#### [TASK DESCRIPTION]
Your answer should restate each line of the data below word for word.

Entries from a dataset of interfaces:
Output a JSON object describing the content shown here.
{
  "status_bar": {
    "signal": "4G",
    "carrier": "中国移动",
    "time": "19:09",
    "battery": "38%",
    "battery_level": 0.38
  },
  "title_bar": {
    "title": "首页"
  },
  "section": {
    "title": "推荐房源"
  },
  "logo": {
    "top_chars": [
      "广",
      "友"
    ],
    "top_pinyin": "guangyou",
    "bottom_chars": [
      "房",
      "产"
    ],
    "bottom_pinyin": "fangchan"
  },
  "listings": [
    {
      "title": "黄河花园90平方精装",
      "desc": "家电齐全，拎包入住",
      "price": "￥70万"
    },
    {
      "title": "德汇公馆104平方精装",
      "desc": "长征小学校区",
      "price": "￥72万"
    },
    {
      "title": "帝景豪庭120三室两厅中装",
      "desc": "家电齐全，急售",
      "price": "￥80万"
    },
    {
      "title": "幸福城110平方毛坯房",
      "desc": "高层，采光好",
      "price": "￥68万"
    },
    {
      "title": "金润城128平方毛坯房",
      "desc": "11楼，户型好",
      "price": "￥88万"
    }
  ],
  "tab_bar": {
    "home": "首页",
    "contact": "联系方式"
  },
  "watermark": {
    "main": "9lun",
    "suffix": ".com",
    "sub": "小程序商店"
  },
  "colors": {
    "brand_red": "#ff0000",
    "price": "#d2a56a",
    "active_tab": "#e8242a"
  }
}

#### [RESPONSE]
Output a JSON object describing the content shown here.
{
  "status_bar": {
    "signal": "4G",
    "carrier": "中国移动",
    "time": "19:09",
    "battery": "38%",
    "battery_level": 0.38
  },
  "title_bar": {
    "title": "首页"
  },
  "section": {
    "title": "推荐房源"
  },
  "logo": {
    "top_chars": [
      "广",
      "友"
    ],
    "top_pinyin": "guangyou",
    "bottom_chars": [
      "房",
      "产"
    ],
    "bottom_pinyin": "fangchan"
  },
  "listings": [
    {
      "title": "黄河花园90平方精装",
      "desc": "家电齐全，拎包入住",
      "price": "￥70万"
    },
    {
      "title": "德汇公馆104平方精装",
      "desc": "长征小学校区",
      "price": "￥72万"
    },
    {
      "title": "帝景豪庭120三室两厅中装",
      "desc": "家电齐全，急售",
      "price": "￥80万"
    },
    {
      "title": "幸福城110平方毛坯房",
      "desc": "高层，采光好",
      "price": "￥68万"
    },
    {
      "title": "金润城128平方毛坯房",
      "desc": "11楼，户型好",
      "price": "￥88万"
    }
  ],
  "tab_bar": {
    "home": "首页",
    "contact": "联系方式"
  },
  "watermark": {
    "main": "9lun",
    "suffix": ".com",
    "sub": "小程序商店"
  },
  "colors": {
    "brand_red": "#ff0000",
    "price": "#d2a56a",
    "active_tab": "#e8242a"
  }
}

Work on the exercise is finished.